**SOURCE DATA**
######

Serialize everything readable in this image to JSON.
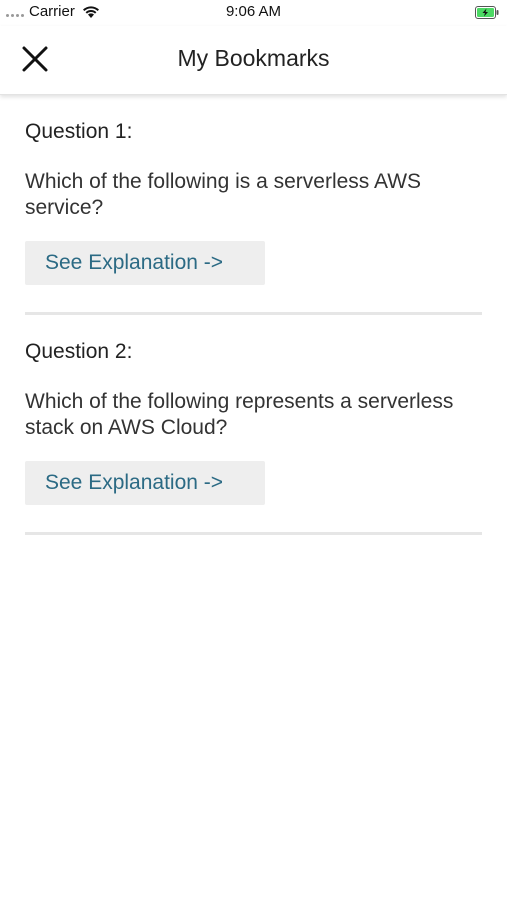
{
  "status_bar": {
    "carrier": "Carrier",
    "time": "9:06 AM"
  },
  "header": {
    "title": "My Bookmarks",
    "close_icon": "close-icon"
  },
  "questions": [
    {
      "heading": "Question 1:",
      "text": "Which of the following is a serverless AWS service?",
      "button_label": "See Explanation ->"
    },
    {
      "heading": "Question 2:",
      "text": "Which of the following represents a serverless stack on AWS Cloud?",
      "button_label": "See Explanation ->"
    }
  ],
  "colors": {
    "link_text": "#2b6a84",
    "button_bg": "#eeeeee",
    "divider": "#e6e6e6",
    "battery_fill": "#4cd964"
  }
}
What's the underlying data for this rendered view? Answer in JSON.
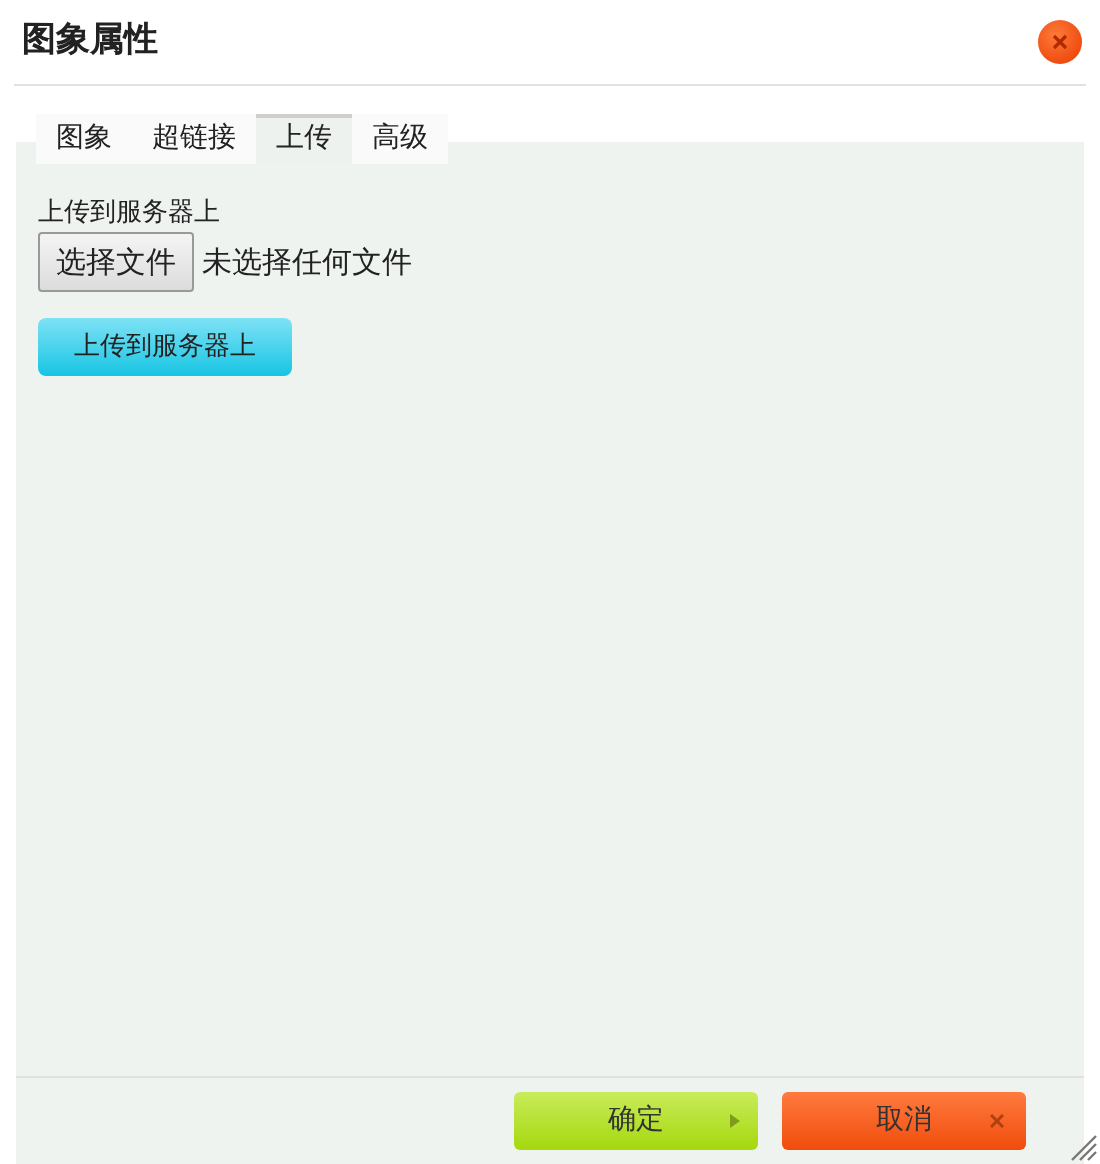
{
  "dialog": {
    "title": "图象属性"
  },
  "tabs": [
    {
      "label": "图象",
      "selected": false
    },
    {
      "label": "超链接",
      "selected": false
    },
    {
      "label": "上传",
      "selected": true
    },
    {
      "label": "高级",
      "selected": false
    }
  ],
  "upload": {
    "label": "上传到服务器上",
    "file_button": "选择文件",
    "file_status": "未选择任何文件",
    "submit": "上传到服务器上"
  },
  "buttons": [
    {
      "kind": "ok",
      "label": "确定"
    },
    {
      "kind": "cancel",
      "label": "取消"
    }
  ]
}
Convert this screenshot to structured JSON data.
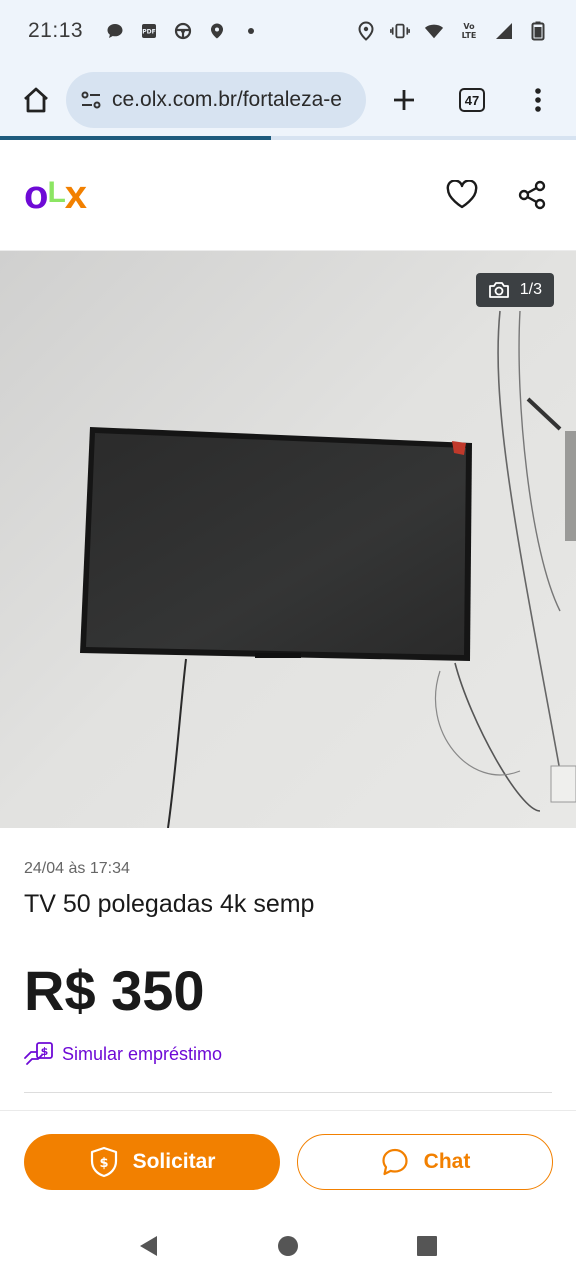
{
  "status_bar": {
    "time": "21:13",
    "left_icons": [
      "chat-bubble-icon",
      "pdf-icon",
      "steering-wheel-icon",
      "location-pin-icon",
      "dot-icon"
    ],
    "right_icons": [
      "location-icon",
      "vibrate-icon",
      "wifi-icon",
      "volte-icon",
      "signal-icon",
      "battery-icon"
    ],
    "volte_text": "Vo LTE"
  },
  "browser": {
    "url": "ce.olx.com.br/fortaleza-e",
    "tab_count": "47",
    "load_progress": 0.47
  },
  "header": {
    "logo_o": "o",
    "logo_l": "L",
    "logo_x": "x",
    "brand_colors": {
      "purple": "#6e0ad6",
      "green": "#8ce563",
      "orange": "#f28000"
    }
  },
  "gallery": {
    "counter": "1/3"
  },
  "ad": {
    "date": "24/04 às 17:34",
    "title": "TV 50 polegadas 4k semp",
    "price": "R$ 350",
    "loan_label": "Simular empréstimo"
  },
  "actions": {
    "solicitar_label": "Solicitar",
    "chat_label": "Chat"
  },
  "nav": {
    "icons": [
      "back-icon",
      "home-icon",
      "recents-icon"
    ]
  }
}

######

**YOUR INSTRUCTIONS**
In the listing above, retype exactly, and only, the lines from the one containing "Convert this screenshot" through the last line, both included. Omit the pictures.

**RESPONSE TO THE TASK**
Convert this screenshot to structured JSON data.
{
  "status_bar": {
    "time": "21:13",
    "left_icons": [
      "chat-bubble-icon",
      "pdf-icon",
      "steering-wheel-icon",
      "location-pin-icon",
      "dot-icon"
    ],
    "right_icons": [
      "location-icon",
      "vibrate-icon",
      "wifi-icon",
      "volte-icon",
      "signal-icon",
      "battery-icon"
    ],
    "volte_text": "Vo LTE"
  },
  "browser": {
    "url": "ce.olx.com.br/fortaleza-e",
    "tab_count": "47",
    "load_progress": 0.47
  },
  "header": {
    "logo_o": "o",
    "logo_l": "L",
    "logo_x": "x",
    "brand_colors": {
      "purple": "#6e0ad6",
      "green": "#8ce563",
      "orange": "#f28000"
    }
  },
  "gallery": {
    "counter": "1/3"
  },
  "ad": {
    "date": "24/04 às 17:34",
    "title": "TV 50 polegadas 4k semp",
    "price": "R$ 350",
    "loan_label": "Simular empréstimo"
  },
  "actions": {
    "solicitar_label": "Solicitar",
    "chat_label": "Chat"
  },
  "nav": {
    "icons": [
      "back-icon",
      "home-icon",
      "recents-icon"
    ]
  }
}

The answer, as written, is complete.